In this study, we investigated the effects of acoustic tag implantation on standard and routine metabolic rate (SMR and RMR, estimated via oxygen consumption), critical swimming speed (Ucrit), survival and growth in juveniles of rainbow trout Oncorhynchus mykiss and lake trout Salvelinus namaycush. Tag burdens ranged from 1.8% to 7.5% across the two species. Growth rates in acoustic-tagged fish were equal to or higher than those in other treatments. Acoustic-tagged S. namaycush had a marginally lower Ucrit than controls but that effect was not replicated in the O. mykiss experiment. Tagging did not have clear effects on metabolic rate but there was an interaction whereby SMR and RMR tended to increase with time since surgery in tagged O. mykiss but not in other treatments (the same trend did not occur in S. namaycush). Survival was high across treatments (mean 98% survival among O. mykiss, 97.5% among S. namaycush). There were no statistically significant effects of tag burden (percentage of body mass) except for a weak negative relationship with growth rate (across species) and a weak positive relationship with Ucrit but only in the O. mykiss. Collectively, our findings suggest there were minor, context-dependent effects of acoustic tagging in juvenile S. namaycush and O. mykiss during an eight-week laboratory experiment. Further research will be required to assess whether tagging can cause meaningful behavioural effects in these species in captivity or in the wild and whether there is a tag burden threshold above which deleterious effects consistently occur.
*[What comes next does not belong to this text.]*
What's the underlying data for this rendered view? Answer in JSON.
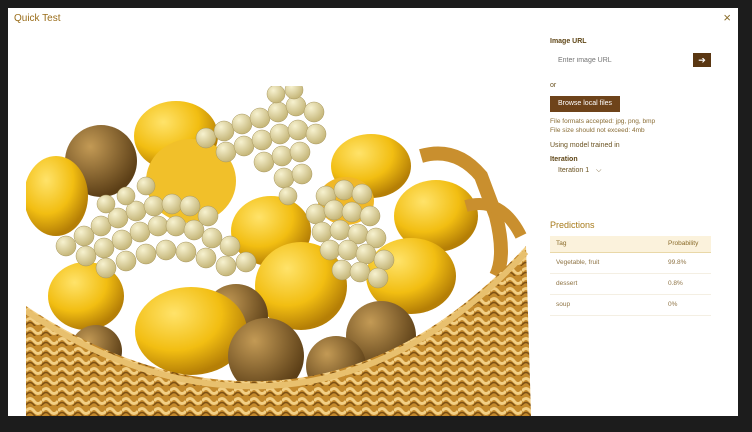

Darcy, Andrew P.; Raby, Graham D.; Johnson, Timothy B.; Pitcher, Trevor E.; and Fisk, Aaron T.. (2019). Effects of intracoelomic transmitter implantation on metabolic rate, swimming performance, growth and survival in juveniles of two salmonids. Journal of Fish Biology, 95 (4), 1094-1106.